**Requirement:** What lines in the records below mention "Brochure"? List them all.

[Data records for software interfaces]

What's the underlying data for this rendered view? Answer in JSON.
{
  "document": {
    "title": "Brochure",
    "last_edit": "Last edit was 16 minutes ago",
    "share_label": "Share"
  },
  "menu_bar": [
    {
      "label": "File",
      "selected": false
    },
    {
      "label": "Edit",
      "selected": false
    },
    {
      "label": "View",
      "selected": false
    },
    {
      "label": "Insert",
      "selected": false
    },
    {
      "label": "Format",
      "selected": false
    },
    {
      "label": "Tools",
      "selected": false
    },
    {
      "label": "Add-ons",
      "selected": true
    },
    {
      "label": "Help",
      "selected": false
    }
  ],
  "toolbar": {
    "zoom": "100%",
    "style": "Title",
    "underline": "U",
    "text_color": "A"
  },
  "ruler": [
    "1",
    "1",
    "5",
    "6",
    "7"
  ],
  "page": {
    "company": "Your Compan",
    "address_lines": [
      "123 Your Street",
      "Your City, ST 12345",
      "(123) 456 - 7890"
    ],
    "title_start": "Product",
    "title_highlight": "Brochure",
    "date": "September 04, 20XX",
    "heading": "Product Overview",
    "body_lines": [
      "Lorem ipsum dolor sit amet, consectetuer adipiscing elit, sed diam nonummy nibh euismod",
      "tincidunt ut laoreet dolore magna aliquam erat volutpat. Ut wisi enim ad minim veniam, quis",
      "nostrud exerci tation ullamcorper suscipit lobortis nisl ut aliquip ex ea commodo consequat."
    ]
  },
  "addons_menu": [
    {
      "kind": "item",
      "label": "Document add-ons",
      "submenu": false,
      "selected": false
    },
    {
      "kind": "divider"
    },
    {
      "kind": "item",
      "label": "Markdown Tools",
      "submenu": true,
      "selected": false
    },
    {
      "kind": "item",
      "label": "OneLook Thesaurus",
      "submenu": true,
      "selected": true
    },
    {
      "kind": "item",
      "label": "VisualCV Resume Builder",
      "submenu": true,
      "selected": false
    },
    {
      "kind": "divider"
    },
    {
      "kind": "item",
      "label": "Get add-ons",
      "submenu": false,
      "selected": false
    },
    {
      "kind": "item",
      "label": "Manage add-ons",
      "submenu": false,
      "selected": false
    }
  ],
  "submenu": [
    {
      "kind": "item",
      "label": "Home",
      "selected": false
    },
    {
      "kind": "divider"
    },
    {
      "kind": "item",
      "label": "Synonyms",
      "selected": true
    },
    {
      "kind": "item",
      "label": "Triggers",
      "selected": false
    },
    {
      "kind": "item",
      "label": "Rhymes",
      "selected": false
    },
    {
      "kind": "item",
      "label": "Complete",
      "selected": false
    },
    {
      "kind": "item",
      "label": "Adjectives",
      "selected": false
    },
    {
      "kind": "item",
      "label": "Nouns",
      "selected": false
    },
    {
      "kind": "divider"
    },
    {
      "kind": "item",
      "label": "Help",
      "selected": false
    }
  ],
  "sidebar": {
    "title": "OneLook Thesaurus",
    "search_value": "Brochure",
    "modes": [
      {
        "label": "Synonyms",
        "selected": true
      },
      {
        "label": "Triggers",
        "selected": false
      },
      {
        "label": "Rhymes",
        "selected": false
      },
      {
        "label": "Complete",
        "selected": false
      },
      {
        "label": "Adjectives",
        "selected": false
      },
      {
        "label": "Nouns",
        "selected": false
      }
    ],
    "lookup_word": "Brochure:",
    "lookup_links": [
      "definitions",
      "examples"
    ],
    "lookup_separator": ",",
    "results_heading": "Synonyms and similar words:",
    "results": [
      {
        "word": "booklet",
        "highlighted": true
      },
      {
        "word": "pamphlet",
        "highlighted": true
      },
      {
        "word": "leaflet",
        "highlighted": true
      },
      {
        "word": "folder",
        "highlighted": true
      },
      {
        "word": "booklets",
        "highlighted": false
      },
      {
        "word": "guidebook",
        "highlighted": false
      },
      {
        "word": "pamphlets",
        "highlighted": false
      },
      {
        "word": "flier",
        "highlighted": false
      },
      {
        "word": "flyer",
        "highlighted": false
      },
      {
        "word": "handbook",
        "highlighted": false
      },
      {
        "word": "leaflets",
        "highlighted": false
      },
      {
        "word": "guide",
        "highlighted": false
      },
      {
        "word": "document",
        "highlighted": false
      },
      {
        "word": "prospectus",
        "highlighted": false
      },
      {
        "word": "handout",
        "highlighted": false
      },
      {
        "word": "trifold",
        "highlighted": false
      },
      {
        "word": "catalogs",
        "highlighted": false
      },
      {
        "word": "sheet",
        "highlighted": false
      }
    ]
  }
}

**Your response:**
    "title": "Brochure",
    "title_highlight": "Brochure",
    "search_value": "Brochure",
    "lookup_word": "Brochure:",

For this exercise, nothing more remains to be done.